** TASK TO COMPLETE **
Using the word "change" as the filter, copy each matching line from the records.

Dataset rows describing interfaces:
• • • •
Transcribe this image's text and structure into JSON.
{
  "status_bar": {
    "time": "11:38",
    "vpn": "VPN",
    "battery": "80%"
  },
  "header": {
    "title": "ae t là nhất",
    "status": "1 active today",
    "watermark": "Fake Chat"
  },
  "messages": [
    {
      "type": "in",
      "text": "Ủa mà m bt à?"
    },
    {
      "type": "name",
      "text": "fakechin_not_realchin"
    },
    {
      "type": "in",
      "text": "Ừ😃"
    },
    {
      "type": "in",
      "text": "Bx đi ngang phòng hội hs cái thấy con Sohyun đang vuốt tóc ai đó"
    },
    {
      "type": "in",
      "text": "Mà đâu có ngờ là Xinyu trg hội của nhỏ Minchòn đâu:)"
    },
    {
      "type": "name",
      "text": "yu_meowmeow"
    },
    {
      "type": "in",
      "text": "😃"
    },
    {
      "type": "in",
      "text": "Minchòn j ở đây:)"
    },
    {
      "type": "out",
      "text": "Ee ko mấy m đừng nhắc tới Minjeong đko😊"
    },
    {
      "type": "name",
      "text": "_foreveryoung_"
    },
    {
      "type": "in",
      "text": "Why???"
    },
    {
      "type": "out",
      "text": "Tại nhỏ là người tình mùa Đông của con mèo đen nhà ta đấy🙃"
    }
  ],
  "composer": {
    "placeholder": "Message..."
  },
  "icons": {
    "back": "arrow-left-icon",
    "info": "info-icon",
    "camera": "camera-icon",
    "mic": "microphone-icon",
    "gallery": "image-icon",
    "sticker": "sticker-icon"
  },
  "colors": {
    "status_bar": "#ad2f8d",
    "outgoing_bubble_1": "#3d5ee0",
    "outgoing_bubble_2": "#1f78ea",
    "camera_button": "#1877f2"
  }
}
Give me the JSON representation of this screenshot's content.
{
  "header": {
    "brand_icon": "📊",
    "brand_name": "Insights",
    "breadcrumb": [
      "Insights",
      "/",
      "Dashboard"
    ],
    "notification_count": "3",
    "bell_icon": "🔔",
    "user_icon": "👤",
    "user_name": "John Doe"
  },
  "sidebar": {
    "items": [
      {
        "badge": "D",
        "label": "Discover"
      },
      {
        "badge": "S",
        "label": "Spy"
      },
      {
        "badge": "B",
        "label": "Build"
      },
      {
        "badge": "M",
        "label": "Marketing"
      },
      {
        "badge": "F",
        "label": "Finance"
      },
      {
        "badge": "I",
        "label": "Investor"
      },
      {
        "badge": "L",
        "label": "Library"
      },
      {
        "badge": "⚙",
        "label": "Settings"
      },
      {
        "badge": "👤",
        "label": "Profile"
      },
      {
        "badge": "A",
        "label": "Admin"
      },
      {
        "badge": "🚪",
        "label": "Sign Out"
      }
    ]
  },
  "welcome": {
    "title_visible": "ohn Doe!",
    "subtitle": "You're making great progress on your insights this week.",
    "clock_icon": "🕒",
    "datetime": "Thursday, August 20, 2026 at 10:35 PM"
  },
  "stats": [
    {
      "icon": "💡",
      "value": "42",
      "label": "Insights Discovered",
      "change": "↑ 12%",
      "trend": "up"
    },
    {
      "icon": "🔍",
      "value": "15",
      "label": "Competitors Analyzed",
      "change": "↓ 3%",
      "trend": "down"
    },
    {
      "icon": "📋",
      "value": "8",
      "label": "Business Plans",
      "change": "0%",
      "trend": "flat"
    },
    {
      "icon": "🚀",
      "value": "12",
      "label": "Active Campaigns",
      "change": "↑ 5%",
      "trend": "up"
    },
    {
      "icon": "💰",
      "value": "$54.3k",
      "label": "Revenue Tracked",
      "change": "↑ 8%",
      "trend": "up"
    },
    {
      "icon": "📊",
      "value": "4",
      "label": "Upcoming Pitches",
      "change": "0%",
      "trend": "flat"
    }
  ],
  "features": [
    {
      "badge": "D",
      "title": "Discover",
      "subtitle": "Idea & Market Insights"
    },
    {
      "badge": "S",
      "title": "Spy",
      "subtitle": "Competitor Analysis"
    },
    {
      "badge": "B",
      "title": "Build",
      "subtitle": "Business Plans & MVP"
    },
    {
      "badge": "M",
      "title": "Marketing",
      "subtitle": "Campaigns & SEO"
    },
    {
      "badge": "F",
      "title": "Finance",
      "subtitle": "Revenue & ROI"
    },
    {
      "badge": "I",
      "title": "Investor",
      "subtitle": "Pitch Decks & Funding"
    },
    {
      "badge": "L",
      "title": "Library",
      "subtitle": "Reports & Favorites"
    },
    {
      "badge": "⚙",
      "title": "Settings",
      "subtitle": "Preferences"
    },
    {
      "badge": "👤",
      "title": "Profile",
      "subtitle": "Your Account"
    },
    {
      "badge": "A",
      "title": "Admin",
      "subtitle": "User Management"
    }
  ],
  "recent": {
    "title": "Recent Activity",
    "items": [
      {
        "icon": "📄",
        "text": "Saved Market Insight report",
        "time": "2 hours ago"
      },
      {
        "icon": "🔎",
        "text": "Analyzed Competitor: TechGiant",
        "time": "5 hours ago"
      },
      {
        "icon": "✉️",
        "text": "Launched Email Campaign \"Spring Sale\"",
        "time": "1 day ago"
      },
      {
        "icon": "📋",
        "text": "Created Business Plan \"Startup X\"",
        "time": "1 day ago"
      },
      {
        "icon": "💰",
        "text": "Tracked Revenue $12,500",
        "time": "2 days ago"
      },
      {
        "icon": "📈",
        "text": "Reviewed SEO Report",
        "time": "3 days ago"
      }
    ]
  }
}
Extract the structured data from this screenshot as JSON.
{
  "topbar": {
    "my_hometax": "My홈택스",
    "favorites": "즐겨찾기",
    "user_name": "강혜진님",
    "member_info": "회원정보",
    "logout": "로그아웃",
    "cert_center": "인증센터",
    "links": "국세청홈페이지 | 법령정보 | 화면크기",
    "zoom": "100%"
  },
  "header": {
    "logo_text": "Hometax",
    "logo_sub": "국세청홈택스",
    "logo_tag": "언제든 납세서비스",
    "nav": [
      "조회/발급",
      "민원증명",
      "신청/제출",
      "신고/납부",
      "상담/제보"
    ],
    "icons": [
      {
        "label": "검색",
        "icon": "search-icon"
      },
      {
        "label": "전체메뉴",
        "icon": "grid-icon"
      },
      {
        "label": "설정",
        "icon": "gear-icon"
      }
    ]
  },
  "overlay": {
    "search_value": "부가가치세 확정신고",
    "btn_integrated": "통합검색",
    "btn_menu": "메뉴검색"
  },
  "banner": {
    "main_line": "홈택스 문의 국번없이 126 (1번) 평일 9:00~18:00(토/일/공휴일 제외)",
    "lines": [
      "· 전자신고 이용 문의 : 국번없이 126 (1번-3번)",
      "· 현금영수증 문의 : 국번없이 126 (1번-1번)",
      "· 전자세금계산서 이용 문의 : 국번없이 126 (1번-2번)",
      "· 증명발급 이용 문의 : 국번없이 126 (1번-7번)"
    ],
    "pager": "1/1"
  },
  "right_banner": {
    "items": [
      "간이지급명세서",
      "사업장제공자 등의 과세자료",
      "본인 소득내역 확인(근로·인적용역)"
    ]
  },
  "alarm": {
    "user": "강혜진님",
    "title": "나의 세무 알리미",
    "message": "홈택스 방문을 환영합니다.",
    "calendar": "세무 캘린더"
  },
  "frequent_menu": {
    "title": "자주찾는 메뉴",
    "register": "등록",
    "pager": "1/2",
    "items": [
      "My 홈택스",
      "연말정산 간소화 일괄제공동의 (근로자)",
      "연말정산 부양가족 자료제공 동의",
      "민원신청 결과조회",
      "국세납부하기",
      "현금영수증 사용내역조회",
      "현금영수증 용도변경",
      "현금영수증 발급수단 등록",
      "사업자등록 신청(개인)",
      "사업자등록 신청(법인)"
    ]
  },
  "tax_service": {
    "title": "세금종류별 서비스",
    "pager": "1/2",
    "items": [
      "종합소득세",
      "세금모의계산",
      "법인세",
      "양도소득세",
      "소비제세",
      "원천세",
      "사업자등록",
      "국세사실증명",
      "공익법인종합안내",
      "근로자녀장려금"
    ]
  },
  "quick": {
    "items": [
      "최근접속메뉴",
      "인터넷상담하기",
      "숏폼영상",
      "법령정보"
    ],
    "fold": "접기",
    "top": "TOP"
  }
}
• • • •
** TASK RESPONSE **
      "change": "↑ 12%",
      "change": "↓ 3%",
      "change": "0%",
      "change": "↑ 5%",
      "change": "↑ 8%",
      "change": "0%",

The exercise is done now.